The Bank of Japan on Thursday announced extraordinary stimulus steps to revive the world's third-largest economy, vowing to inject about $1.4 trillion into the financial system in less than two years in a dose of shock therapy to end two decades of deflation.
Money markets largely braved Cyprus’s bailout saga last week, but figures showing liquidity conditions are tightening suggest sentiment may not be as resilient the next time around.
Data from CrossBorder Capital, an independent financial firm that specialises in analysing global liquidity flows, shows the euro zone saw its biggest capital outflow in March since late 2011 – around the time the ECB injected liquidity into the financial system.
The problem of a “democratic deficit” that might arise from the process of European integration has always been high on policymakers’ minds.

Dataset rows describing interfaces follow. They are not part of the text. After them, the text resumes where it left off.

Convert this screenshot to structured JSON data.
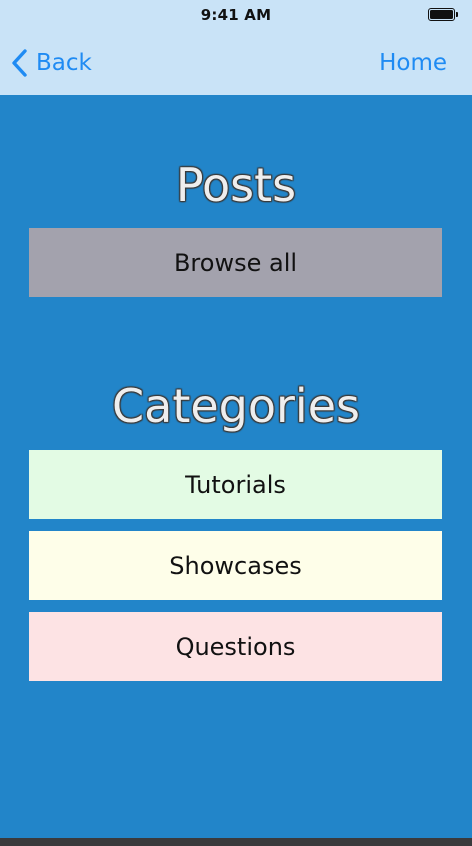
{
  "status_bar": {
    "time": "9:41 AM",
    "battery_icon": "battery-full-icon"
  },
  "nav": {
    "back_label": "Back",
    "back_icon": "chevron-left-icon",
    "home_label": "Home"
  },
  "posts": {
    "title": "Posts",
    "browse_all_label": "Browse all"
  },
  "categories": {
    "title": "Categories",
    "items": [
      {
        "label": "Tutorials",
        "color": "#e3fbe4"
      },
      {
        "label": "Showcases",
        "color": "#fefee9"
      },
      {
        "label": "Questions",
        "color": "#fde3e4"
      }
    ]
  },
  "colors": {
    "background": "#2285c9",
    "nav_background": "#c9e3f7",
    "accent": "#1f8bf3",
    "browse_all_button": "#a3a2ad"
  }
}
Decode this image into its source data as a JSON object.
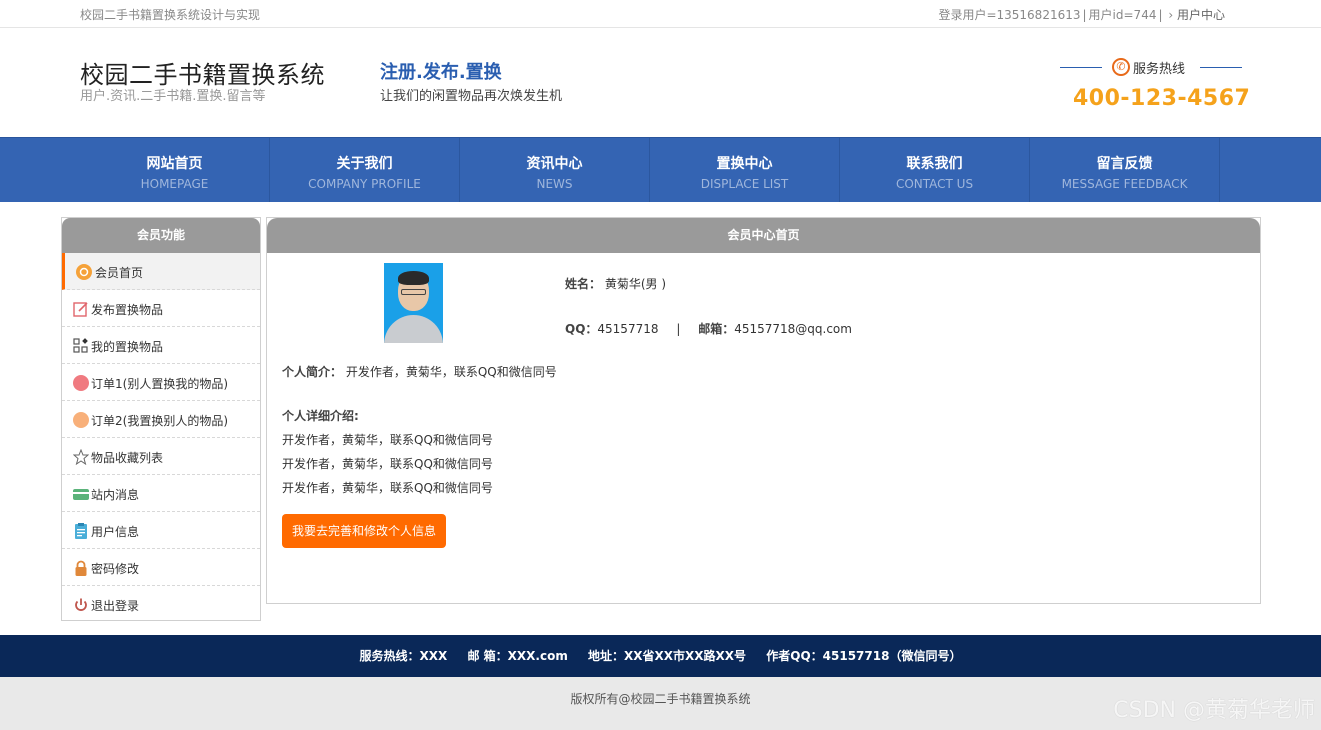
{
  "topbar": {
    "site_title": "校园二手书籍置换系统设计与实现",
    "login_user": "登录用户=13516821613",
    "user_id": "用户id=744",
    "sep": "|",
    "user_center_arrow": "›",
    "user_center": "用户中心"
  },
  "header": {
    "brand_title": "校园二手书籍置换系统",
    "brand_sub": "用户.资讯.二手书籍.置换.留言等",
    "slogan_title": "注册.发布.置换",
    "slogan_sub": "让我们的闲置物品再次焕发生机",
    "hotline_label": "服务热线",
    "hotline_number": "400-123-4567"
  },
  "nav": [
    {
      "cn": "网站首页",
      "en": "HOMEPAGE"
    },
    {
      "cn": "关于我们",
      "en": "COMPANY PROFILE"
    },
    {
      "cn": "资讯中心",
      "en": "NEWS"
    },
    {
      "cn": "置换中心",
      "en": "DISPLACE LIST"
    },
    {
      "cn": "联系我们",
      "en": "CONTACT US"
    },
    {
      "cn": "留言反馈",
      "en": "MESSAGE FEEDBACK"
    }
  ],
  "sidebar": {
    "title": "会员功能",
    "items": [
      {
        "label": "会员首页",
        "icon": "home-icon"
      },
      {
        "label": "发布置换物品",
        "icon": "edit-icon"
      },
      {
        "label": "我的置换物品",
        "icon": "grid-icon"
      },
      {
        "label": "订单1(别人置换我的物品)",
        "icon": "order-icon"
      },
      {
        "label": "订单2(我置换别人的物品)",
        "icon": "order2-icon"
      },
      {
        "label": "物品收藏列表",
        "icon": "star-icon"
      },
      {
        "label": "站内消息",
        "icon": "message-icon"
      },
      {
        "label": "用户信息",
        "icon": "user-info-icon"
      },
      {
        "label": "密码修改",
        "icon": "lock-icon"
      },
      {
        "label": "退出登录",
        "icon": "power-icon"
      }
    ]
  },
  "main": {
    "title": "会员中心首页",
    "name_label": "姓名：",
    "name_value": "黄菊华(男 )",
    "qq_label": "QQ：",
    "qq_value": "45157718",
    "contact_sep": "|",
    "email_label": "邮箱：",
    "email_value": "45157718@qq.com",
    "intro_label": "个人简介：",
    "intro_value": "开发作者，黄菊华，联系QQ和微信同号",
    "detail_title": "个人详细介绍:",
    "detail_lines": [
      "开发作者，黄菊华，联系QQ和微信同号",
      "开发作者，黄菊华，联系QQ和微信同号",
      "开发作者，黄菊华，联系QQ和微信同号"
    ],
    "edit_button": "我要去完善和修改个人信息"
  },
  "footer": {
    "hotline": "服务热线：XXX",
    "email": "邮 箱：XXX.com",
    "address": "地址：XX省XX市XX路XX号",
    "author_qq": "作者QQ：45157718（微信同号）",
    "copyright": "版权所有@校园二手书籍置换系统"
  },
  "watermark": "CSDN @黄菊华老师",
  "colors": {
    "nav": "#3464b3",
    "accent": "#ff6a00",
    "hotline": "#f5a21b",
    "footer": "#0a2858"
  }
}
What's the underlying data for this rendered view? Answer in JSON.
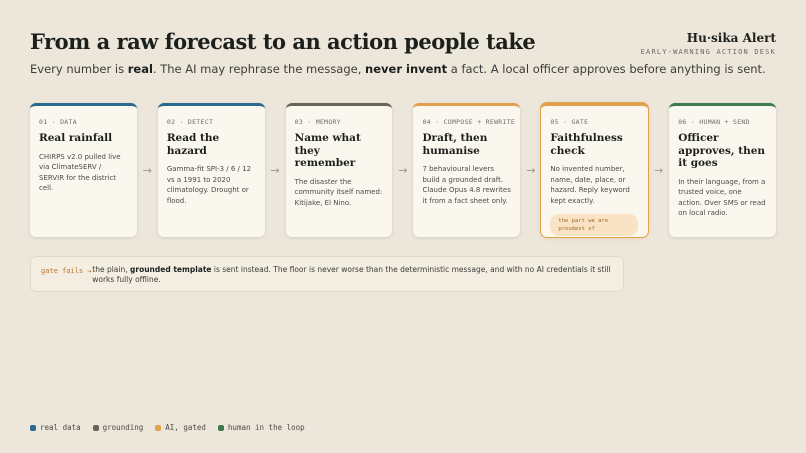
{
  "header": {
    "title": "From a raw forecast to an action people take",
    "subtitle_parts": [
      "Every number is ",
      "real",
      ". The AI may rephrase the message, ",
      "never invent",
      " a fact. A local officer approves before anything is sent."
    ],
    "brand": "Hu·sika Alert",
    "brand_sub": "EARLY-WARNING ACTION DESK"
  },
  "steps": [
    {
      "num": "01 · DATA",
      "title": "Real rainfall",
      "body": "CHIRPS v2.0 pulled live via ClimateSERV / SERVIR for the district cell.",
      "category": "real data"
    },
    {
      "num": "02 · DETECT",
      "title": "Read the hazard",
      "body": "Gamma-fit SPI-3 / 6 / 12 vs a 1991 to 2020 climatology. Drought or flood.",
      "category": "real data"
    },
    {
      "num": "03 · MEMORY",
      "title": "Name what they remember",
      "body": "The disaster the community itself named: Kitijake, El Nino.",
      "category": "grounding"
    },
    {
      "num": "04 · COMPOSE + REWRITE",
      "title": "Draft, then humanise",
      "body": "7 behavioural levers build a grounded draft. Claude Opus 4.8 rewrites it from a fact sheet only.",
      "category": "AI, gated"
    },
    {
      "num": "05 · GATE",
      "title": "Faithfulness check",
      "body": "No invented number, name, date, place, or hazard. Reply keyword kept exactly.",
      "pill": "the part we are proudest of",
      "category": "AI, gated"
    },
    {
      "num": "06 · HUMAN + SEND",
      "title": "Officer approves, then it goes",
      "body": "In their language, from a trusted voice, one action. Over SMS or read on local radio.",
      "category": "human in the loop"
    }
  ],
  "arrow_glyph": "→",
  "gate_fails": {
    "label": "gate fails →",
    "text_parts": [
      "the plain, ",
      "grounded template",
      " is sent instead. The floor is never worse than the deterministic message, and with no AI credentials it still works fully offline."
    ]
  },
  "legend": [
    {
      "label": "real data",
      "color": "#2a6a8c"
    },
    {
      "label": "grounding",
      "color": "#6b6357"
    },
    {
      "label": "AI, gated",
      "color": "#e0a24f"
    },
    {
      "label": "human in the loop",
      "color": "#3d7a4e"
    }
  ]
}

The term even has its own Wikipedia entry.
As Cypriots waited patiently in line for banks to reopen after being shuttered for two weeks, the issue was brought to light with particular clarity, since the country’s bailout is widely seen as being imposed on it by richer, more powerful states, particularly Germany.
The Cypriot saga has thrown the spotlight on Slovenia, which is also a small euro zone country struggling with an over-burdened banking sector.
Slovenia's mostly state-owned banks are nursing some 7 billion euros of bad loans, equal to about 20 percent of GDP, underpinning persistent speculation that the country might have to follow other vulnerable euro zone countries in seeking a bailout.
Breaking with previous EU practice that depositors' savings are sacrosanct, Cyprus and international lenders agreed at the weekend that savers would take a hit in return for the offer of 10 billion euros in aid.
Cypriot ministers are now scrambling to revise a plan to seize money from bank deposits before a parliamentary vote on Tuesday that will either secure the island's financial rescue or threaten its default.
The euro zone slipped deeper into recession than economists expected in the fourth quarter of 2012 as Germany and France– the region’s two largest economies - shrank 0.6 percent and 0.3 percent respectively on a quarterly basis.
The data is a reminder of the plight still facing the euro zone as it struggles to shake off a three-year debt crisis, which the region has sought to fight with harsh, growth-crimping austerity.